Collected data
+ + +

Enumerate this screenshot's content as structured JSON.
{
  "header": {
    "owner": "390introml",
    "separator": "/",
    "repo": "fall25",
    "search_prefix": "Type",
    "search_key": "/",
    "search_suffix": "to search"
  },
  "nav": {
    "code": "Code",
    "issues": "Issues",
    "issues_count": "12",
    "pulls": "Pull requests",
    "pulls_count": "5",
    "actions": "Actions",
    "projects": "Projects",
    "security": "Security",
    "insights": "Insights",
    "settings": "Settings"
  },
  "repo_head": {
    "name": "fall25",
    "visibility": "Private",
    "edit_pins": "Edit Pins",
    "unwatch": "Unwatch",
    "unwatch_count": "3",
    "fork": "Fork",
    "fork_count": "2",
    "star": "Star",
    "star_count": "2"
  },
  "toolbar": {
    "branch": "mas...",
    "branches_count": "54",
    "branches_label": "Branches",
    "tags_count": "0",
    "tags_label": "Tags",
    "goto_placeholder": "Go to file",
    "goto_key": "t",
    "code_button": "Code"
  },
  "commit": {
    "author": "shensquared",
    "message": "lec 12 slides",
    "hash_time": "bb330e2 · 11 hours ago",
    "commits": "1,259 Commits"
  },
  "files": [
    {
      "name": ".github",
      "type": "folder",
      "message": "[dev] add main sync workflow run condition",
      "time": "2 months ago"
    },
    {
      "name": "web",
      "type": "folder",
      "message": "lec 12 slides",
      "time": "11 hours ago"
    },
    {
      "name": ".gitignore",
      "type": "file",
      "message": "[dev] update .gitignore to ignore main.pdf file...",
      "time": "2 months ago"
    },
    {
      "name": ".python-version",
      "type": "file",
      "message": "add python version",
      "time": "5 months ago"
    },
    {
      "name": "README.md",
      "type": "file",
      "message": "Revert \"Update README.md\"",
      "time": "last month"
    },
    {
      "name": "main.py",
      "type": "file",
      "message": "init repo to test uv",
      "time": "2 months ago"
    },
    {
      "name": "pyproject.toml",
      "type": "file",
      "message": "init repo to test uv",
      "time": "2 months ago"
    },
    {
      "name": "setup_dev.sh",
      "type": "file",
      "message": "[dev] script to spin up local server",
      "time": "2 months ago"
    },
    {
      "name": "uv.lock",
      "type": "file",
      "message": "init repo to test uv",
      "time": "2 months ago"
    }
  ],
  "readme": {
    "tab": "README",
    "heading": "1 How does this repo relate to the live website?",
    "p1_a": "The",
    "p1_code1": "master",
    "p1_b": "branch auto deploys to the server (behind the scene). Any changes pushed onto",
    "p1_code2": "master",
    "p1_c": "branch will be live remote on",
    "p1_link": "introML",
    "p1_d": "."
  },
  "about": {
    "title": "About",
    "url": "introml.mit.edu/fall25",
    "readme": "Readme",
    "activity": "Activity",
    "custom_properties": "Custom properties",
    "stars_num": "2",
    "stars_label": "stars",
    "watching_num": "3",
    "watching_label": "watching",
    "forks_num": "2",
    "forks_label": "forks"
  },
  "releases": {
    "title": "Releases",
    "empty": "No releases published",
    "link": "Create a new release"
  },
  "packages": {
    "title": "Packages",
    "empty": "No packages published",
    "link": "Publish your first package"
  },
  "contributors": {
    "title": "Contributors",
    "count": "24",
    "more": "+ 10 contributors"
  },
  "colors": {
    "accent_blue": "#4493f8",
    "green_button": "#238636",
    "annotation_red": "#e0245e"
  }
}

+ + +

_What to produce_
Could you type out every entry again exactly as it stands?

_Exercise solution_
Enumerate this screenshot's content as structured JSON.
{
  "header": {
    "owner": "390introml",
    "separator": "/",
    "repo": "fall25",
    "search_prefix": "Type",
    "search_key": "/",
    "search_suffix": "to search"
  },
  "nav": {
    "code": "Code",
    "issues": "Issues",
    "issues_count": "12",
    "pulls": "Pull requests",
    "pulls_count": "5",
    "actions": "Actions",
    "projects": "Projects",
    "security": "Security",
    "insights": "Insights",
    "settings": "Settings"
  },
  "repo_head": {
    "name": "fall25",
    "visibility": "Private",
    "edit_pins": "Edit Pins",
    "unwatch": "Unwatch",
    "unwatch_count": "3",
    "fork": "Fork",
    "fork_count": "2",
    "star": "Star",
    "star_count": "2"
  },
  "toolbar": {
    "branch": "mas...",
    "branches_count": "54",
    "branches_label": "Branches",
    "tags_count": "0",
    "tags_label": "Tags",
    "goto_placeholder": "Go to file",
    "goto_key": "t",
    "code_button": "Code"
  },
  "commit": {
    "author": "shensquared",
    "message": "lec 12 slides",
    "hash_time": "bb330e2 · 11 hours ago",
    "commits": "1,259 Commits"
  },
  "files": [
    {
      "name": ".github",
      "type": "folder",
      "message": "[dev] add main sync workflow run condition",
      "time": "2 months ago"
    },
    {
      "name": "web",
      "type": "folder",
      "message": "lec 12 slides",
      "time": "11 hours ago"
    },
    {
      "name": ".gitignore",
      "type": "file",
      "message": "[dev] update .gitignore to ignore main.pdf file...",
      "time": "2 months ago"
    },
    {
      "name": ".python-version",
      "type": "file",
      "message": "add python version",
      "time": "5 months ago"
    },
    {
      "name": "README.md",
      "type": "file",
      "message": "Revert \"Update README.md\"",
      "time": "last month"
    },
    {
      "name": "main.py",
      "type": "file",
      "message": "init repo to test uv",
      "time": "2 months ago"
    },
    {
      "name": "pyproject.toml",
      "type": "file",
      "message": "init repo to test uv",
      "time": "2 months ago"
    },
    {
      "name": "setup_dev.sh",
      "type": "file",
      "message": "[dev] script to spin up local server",
      "time": "2 months ago"
    },
    {
      "name": "uv.lock",
      "type": "file",
      "message": "init repo to test uv",
      "time": "2 months ago"
    }
  ],
  "readme": {
    "tab": "README",
    "heading": "1 How does this repo relate to the live website?",
    "p1_a": "The",
    "p1_code1": "master",
    "p1_b": "branch auto deploys to the server (behind the scene). Any changes pushed onto",
    "p1_code2": "master",
    "p1_c": "branch will be live remote on",
    "p1_link": "introML",
    "p1_d": "."
  },
  "about": {
    "title": "About",
    "url": "introml.mit.edu/fall25",
    "readme": "Readme",
    "activity": "Activity",
    "custom_properties": "Custom properties",
    "stars_num": "2",
    "stars_label": "stars",
    "watching_num": "3",
    "watching_label": "watching",
    "forks_num": "2",
    "forks_label": "forks"
  },
  "releases": {
    "title": "Releases",
    "empty": "No releases published",
    "link": "Create a new release"
  },
  "packages": {
    "title": "Packages",
    "empty": "No packages published",
    "link": "Publish your first package"
  },
  "contributors": {
    "title": "Contributors",
    "count": "24",
    "more": "+ 10 contributors"
  },
  "colors": {
    "accent_blue": "#4493f8",
    "green_button": "#238636",
    "annotation_red": "#e0245e"
  }
}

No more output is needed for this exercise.